It was the announcement rugby clubs the length and breadth of Ireland had been waiting for when the IRFU published its plan for the 2020-21 season ahead last Thursday to signal the resumption of elite domestic rugby after the Covid-19 shut down.
So many hard-fought league and cup campaigns had been brought to a shuddering halt when Ireland went into lockdown on March 12 and the governing body cancelled the 2019-20 season with immediate effect a week later.
Yet the sense of unfinished business can hardly have been more keenly felt than among the women of UL Bohemians.
Unbeaten in all competitions over 20 games, Bohs were 11 points clear at the top of the Energia All Ireland League with 12 games gone and cruising towards the play-offs, and had taken their defence of the All Ireland Cup all the way to a consecutive final appearance.
It is why head coach Fiona Hayes and assistant, fellow former Ireland international Niamh Briggs were so desperate to return for 2020-21 and the mission of getting the job done.
“Absolutely. We won 20 games and were flying. We played Galwegians just before everything was cancelled and myself and Niamh Briggs thought that game was our best game to date,” Hayes told the Irish Examiner.
“We had been building momentum and were integrating our Ireland players back in for the play-offs. We had definitely made the semi-final and reached the AIL Cup final and we were all getting pretty excited.
"I suppose our biggest aim is to get that AIL Cup back and that’s what we were going for all season. I played in that (2019) final myself and it was absolutely heartbreaking not to get the chance when it was all stopped. Nothing could be done about it but now we’ve definitely got some business to finish.
“We actually went back to do a bit of training three weeks ago. We knew something might be coming up so we went back to get the girls together so the actual roadmap and letting us know what’s going to happen is the next step. We know what’s going to happen now and we can start planning our pre-season.”

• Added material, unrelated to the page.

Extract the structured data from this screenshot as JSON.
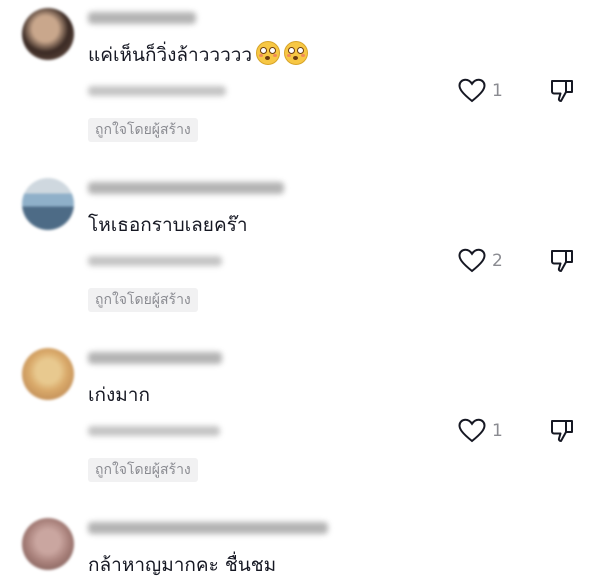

With UL Bohs’ task incomplete, the desire to reach their objective has also persuaded some senior players to give the team one last shot before hanging up the boots, Hayes explained.
“We had a couple of girls who were maybe thinking about retiring at the end of this 2020 season but the way this season ended they didn’t want to finish it off like that so we’ve got them to stay on for one more season.
“We’ve actually had no-one leave the squad so far, which is great and this year we’re trying to get a second squad up and running so we’re still recruiting.
"The AIL wants clubs to have a seconds team playing in their provincial leagues so we’re really trying to get that up and running. We’ve maybe about 32 players on the books so we will have to recruit up to 40 or 45 to give us a bit of leeway with that.”
Hayes said recruiting fresh blood has not proved as straightforward as you might imagine for the pride of women’s rugby in Limerick.
“I actually find that sometimes our success is a bit of a downfall for us because a lot of people who just want to play rugby socially think we’re at too high a standard to come and train and play with and they don’t bother coming out to us.
“Teams have folded in the area that would have played at a lower level and we’ve tried to get their players and some of the better players have come out to us but we try and cater for all levels, especially now we have a seconds team we want to start up. We tried to do that last year but fell short so hopefully this time around.”
One thing is for sure, potential new recruits to the UL Bohemians cause will not find a more enthusiastic coach than Hayes, who juggles her career as a youth worker at the Glen in Cork City with a fledgling coaching career that sees her also serves as head coach to the Munster U18 women, the UCC women’s rugby club and help out with Dolphin’s U20s and J2 men.
It is a broad grounding she hopes will eventually take her to the peak of the coaching ladder.
“From day one, my interest in the game is the detail and I suppose I wouldn't got as far as I did in my career - I was a good enough player but never excellent and what I did have behind me was my knowledge of the game, my cuteness and an ability to see situations ahead. I think that’s what got me my caps with Ireland and got me that far. It wasn’t natural talent so I was happy to get into that coaching aspect.
“I coached Dolphin’s Men’s J2 team last season and enjoyed it having been unsure how I’d get on coaching lads but it was brilliant and I loved every minute.
"So I want to kick on, I want to coach the Munster men’s team, the Irish men’s team, the Irish women’s team, whatever, I want to go to the top of the game and coach the best teams around the world.”